WHAT IS REQUIRED -> Within the lines below, find those that hold the string "icon" and copy each one.

RECORDS SHOWN ->
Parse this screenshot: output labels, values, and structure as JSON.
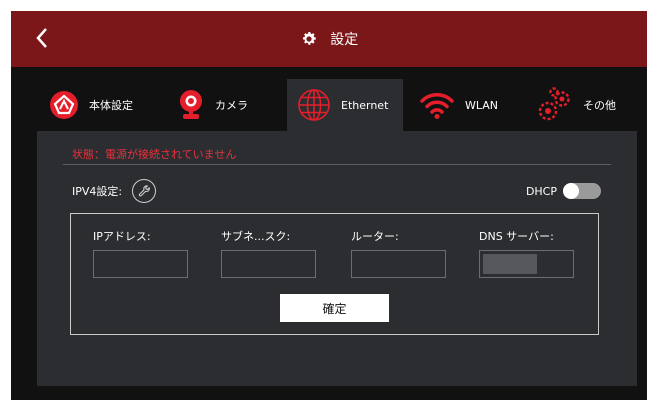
{
  "header": {
    "back_icon": "chevron-left-icon",
    "title": "設定",
    "title_icon": "gear-icon",
    "bg_color": "#7b1719"
  },
  "tabs": [
    {
      "label": "本体設定",
      "icon": "logo-badge-icon",
      "active": false
    },
    {
      "label": "カメラ",
      "icon": "webcam-icon",
      "active": false
    },
    {
      "label": "Ethernet",
      "icon": "globe-icon",
      "active": true
    },
    {
      "label": "WLAN",
      "icon": "wifi-icon",
      "active": false
    },
    {
      "label": "その他",
      "icon": "gears-icon",
      "active": false
    }
  ],
  "panel": {
    "status": "状態：電源が接続されていません",
    "status_color": "#e8323c",
    "ipv4_label": "IPV4設定:",
    "dhcp_label": "DHCP",
    "dhcp_on": false,
    "fields": [
      {
        "label": "IPアドレス:",
        "value": ""
      },
      {
        "label": "サブネ...スク:",
        "value": ""
      },
      {
        "label": "ルーター:",
        "value": ""
      },
      {
        "label": "DNS サーバー:",
        "value": ""
      }
    ],
    "confirm_label": "確定"
  }
}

EXPECTED ANSWER ->
    "back_icon": "chevron-left-icon",
    "title_icon": "gear-icon",
      "icon": "logo-badge-icon",
      "icon": "webcam-icon",
      "icon": "globe-icon",
      "icon": "wifi-icon",
      "icon": "gears-icon",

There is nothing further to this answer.